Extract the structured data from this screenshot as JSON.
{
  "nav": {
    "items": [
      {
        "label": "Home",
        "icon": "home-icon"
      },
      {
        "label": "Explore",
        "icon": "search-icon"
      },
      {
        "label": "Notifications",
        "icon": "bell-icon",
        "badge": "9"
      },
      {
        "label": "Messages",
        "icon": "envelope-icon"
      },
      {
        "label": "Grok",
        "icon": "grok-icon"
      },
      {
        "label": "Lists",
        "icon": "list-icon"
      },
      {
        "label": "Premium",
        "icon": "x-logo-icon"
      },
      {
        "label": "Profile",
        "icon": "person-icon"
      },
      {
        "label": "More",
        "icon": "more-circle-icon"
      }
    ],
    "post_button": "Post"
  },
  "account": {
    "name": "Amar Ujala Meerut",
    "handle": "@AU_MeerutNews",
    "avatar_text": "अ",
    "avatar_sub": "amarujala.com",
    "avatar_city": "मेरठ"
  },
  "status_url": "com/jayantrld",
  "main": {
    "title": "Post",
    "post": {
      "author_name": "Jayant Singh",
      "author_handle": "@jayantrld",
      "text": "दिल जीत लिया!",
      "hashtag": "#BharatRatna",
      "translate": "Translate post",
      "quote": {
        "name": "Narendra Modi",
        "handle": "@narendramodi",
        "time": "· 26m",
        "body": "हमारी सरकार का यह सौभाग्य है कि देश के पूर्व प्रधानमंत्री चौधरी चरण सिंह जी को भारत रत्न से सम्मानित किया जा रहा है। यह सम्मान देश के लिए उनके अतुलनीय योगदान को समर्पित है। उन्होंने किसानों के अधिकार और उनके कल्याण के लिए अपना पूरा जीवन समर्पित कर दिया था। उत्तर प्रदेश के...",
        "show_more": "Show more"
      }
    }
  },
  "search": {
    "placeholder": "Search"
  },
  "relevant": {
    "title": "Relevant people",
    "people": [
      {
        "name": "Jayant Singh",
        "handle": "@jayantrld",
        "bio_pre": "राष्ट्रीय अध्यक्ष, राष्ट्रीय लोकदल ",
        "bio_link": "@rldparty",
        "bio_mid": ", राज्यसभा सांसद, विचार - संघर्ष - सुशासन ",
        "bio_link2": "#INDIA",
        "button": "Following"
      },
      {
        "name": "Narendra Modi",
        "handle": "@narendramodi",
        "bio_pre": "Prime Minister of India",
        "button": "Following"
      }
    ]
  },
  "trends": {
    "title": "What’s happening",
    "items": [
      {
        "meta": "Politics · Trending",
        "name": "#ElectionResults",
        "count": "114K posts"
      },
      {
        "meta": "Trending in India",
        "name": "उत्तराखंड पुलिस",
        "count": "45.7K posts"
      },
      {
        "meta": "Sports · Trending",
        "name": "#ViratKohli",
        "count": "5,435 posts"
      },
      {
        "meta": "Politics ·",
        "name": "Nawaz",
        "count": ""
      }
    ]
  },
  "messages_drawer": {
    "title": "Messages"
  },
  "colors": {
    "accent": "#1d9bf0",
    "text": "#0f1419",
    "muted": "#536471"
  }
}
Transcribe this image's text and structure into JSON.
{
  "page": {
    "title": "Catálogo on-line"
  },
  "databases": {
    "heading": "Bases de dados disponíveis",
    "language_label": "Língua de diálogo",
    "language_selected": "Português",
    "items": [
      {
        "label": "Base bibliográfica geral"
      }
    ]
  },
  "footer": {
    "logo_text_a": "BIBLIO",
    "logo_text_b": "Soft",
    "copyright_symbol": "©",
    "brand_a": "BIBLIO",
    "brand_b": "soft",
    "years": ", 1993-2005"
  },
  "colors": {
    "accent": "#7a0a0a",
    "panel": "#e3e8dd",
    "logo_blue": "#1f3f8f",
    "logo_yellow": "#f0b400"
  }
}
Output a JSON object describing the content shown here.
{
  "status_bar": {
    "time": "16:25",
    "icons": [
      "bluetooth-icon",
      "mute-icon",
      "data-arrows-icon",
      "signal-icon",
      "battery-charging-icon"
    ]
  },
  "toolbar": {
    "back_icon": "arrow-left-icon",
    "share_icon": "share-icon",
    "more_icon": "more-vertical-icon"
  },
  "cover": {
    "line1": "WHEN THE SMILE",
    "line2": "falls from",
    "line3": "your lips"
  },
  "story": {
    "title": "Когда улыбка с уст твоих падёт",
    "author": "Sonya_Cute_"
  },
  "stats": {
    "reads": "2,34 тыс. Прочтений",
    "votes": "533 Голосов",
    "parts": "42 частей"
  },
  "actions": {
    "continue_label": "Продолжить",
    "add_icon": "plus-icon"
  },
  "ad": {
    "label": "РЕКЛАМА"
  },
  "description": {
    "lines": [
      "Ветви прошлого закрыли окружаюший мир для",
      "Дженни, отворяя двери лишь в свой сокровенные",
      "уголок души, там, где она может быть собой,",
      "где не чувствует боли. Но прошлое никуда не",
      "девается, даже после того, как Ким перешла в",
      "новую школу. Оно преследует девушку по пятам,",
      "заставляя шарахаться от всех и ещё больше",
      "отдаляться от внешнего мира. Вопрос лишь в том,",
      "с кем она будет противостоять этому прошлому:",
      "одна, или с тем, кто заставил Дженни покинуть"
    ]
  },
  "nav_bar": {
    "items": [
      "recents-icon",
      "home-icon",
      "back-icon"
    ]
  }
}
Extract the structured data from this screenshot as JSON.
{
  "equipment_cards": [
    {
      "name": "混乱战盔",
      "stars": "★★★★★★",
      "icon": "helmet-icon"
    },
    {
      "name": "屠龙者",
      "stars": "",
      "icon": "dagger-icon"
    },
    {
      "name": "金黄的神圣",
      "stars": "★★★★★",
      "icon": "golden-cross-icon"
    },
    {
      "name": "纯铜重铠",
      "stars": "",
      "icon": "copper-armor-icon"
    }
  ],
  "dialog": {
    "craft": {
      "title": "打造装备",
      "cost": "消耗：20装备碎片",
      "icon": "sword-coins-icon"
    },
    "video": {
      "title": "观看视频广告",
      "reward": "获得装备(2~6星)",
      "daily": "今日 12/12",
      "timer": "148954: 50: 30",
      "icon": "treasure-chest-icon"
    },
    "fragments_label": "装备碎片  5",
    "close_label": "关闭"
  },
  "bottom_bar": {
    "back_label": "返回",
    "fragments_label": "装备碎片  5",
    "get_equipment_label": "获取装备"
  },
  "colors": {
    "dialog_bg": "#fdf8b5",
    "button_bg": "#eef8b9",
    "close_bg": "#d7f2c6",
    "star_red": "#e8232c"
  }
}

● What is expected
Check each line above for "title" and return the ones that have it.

● Answer box
    "title": "Post",
    "title": "Relevant people",
    "title": "What’s happening",
    "title": "Messages"
    "title": "Catálogo on-line"
    "title": "Когда улыбка с уст твоих падёт",
      "title": "打造装备",
      "title": "观看视频广告",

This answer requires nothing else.